──────── DATA LISTING ────────

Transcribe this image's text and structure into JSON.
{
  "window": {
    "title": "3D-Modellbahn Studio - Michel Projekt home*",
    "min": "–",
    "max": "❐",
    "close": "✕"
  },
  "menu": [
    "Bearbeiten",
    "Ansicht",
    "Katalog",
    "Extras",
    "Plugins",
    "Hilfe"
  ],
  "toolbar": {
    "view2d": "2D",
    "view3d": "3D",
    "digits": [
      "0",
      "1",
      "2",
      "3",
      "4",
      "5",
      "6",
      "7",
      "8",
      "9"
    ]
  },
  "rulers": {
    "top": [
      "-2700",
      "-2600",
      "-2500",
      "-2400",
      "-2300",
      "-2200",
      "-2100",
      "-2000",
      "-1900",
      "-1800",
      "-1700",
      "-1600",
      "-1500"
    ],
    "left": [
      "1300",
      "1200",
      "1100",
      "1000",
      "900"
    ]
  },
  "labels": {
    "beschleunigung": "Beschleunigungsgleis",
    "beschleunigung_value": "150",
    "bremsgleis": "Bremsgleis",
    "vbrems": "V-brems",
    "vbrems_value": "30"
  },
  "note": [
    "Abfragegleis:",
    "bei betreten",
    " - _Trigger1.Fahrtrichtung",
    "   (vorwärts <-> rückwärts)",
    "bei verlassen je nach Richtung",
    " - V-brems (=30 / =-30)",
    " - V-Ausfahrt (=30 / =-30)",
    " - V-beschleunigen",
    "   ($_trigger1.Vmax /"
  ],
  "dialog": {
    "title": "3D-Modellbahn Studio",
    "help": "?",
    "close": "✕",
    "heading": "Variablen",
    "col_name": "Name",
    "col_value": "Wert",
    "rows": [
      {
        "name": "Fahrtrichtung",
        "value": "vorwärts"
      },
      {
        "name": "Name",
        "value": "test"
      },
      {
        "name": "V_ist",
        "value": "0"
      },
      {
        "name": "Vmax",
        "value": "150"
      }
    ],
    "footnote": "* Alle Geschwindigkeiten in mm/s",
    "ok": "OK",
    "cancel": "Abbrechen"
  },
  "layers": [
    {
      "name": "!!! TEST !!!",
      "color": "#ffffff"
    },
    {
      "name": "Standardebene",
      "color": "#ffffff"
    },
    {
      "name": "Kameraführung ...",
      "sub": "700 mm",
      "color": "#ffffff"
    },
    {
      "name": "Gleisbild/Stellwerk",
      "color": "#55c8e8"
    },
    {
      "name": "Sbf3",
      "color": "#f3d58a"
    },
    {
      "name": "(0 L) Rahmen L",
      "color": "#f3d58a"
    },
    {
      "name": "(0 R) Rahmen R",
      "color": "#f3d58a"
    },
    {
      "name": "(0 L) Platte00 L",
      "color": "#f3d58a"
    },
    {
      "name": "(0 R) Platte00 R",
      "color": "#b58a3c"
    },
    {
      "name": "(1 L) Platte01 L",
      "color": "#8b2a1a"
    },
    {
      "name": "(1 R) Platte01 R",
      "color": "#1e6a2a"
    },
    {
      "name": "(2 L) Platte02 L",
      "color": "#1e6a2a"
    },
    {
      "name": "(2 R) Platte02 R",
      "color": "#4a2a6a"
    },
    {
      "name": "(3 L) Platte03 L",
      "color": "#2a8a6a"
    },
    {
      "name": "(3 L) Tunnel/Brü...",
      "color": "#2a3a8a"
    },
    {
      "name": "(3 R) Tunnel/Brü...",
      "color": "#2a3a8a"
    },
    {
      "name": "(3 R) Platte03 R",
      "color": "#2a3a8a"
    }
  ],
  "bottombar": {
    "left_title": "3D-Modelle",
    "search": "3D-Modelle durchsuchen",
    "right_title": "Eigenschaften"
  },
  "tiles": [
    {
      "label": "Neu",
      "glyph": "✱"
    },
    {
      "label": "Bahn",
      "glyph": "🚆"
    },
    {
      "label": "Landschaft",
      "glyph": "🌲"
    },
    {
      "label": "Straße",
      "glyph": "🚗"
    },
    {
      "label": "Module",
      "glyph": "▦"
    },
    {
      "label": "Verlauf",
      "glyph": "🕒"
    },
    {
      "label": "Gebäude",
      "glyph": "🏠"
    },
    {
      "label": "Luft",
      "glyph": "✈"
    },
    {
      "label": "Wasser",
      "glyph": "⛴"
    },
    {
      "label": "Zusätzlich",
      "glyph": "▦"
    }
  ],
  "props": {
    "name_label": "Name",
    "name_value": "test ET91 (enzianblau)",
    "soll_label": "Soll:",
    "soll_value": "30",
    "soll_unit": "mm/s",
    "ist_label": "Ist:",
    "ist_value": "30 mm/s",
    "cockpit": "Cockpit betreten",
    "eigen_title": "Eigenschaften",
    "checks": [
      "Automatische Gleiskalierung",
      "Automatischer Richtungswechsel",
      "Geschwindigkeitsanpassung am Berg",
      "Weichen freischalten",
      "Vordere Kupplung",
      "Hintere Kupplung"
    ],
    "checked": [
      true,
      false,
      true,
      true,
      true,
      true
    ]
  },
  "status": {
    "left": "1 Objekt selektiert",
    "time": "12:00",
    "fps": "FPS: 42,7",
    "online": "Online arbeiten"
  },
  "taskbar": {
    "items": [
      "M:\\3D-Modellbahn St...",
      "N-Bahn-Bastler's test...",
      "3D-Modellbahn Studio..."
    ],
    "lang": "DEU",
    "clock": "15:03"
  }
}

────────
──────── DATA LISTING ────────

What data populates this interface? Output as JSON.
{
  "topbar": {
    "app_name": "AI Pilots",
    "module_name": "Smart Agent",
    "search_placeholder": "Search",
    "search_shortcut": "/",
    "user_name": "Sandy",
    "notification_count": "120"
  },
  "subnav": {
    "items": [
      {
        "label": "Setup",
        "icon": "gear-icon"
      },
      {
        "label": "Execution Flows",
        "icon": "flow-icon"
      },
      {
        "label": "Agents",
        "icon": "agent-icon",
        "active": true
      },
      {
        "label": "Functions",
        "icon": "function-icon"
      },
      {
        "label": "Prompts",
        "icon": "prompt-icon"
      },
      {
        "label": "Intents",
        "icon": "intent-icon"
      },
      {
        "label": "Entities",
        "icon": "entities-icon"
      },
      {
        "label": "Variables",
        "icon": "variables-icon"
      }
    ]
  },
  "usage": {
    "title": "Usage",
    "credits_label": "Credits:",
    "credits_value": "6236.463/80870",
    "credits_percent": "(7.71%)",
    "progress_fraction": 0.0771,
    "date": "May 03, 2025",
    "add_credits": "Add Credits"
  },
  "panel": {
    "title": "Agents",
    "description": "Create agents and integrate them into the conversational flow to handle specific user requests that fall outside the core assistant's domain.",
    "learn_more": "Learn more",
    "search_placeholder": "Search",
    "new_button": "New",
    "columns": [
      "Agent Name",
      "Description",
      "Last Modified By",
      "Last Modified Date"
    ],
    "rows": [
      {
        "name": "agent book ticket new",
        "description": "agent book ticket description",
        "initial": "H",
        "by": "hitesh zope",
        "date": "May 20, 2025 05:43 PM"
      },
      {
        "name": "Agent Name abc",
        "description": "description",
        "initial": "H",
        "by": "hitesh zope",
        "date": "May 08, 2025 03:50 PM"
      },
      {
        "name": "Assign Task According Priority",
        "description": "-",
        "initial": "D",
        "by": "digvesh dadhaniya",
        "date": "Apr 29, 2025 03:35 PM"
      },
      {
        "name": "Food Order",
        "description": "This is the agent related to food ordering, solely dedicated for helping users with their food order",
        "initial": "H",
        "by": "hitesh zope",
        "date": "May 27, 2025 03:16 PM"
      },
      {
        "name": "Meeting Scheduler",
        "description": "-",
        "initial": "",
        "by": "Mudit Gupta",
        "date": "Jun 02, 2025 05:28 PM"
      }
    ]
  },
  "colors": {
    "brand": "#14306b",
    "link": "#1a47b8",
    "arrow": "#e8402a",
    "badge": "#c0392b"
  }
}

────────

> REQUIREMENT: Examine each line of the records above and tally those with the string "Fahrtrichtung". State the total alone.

> FINISHED TASK: 2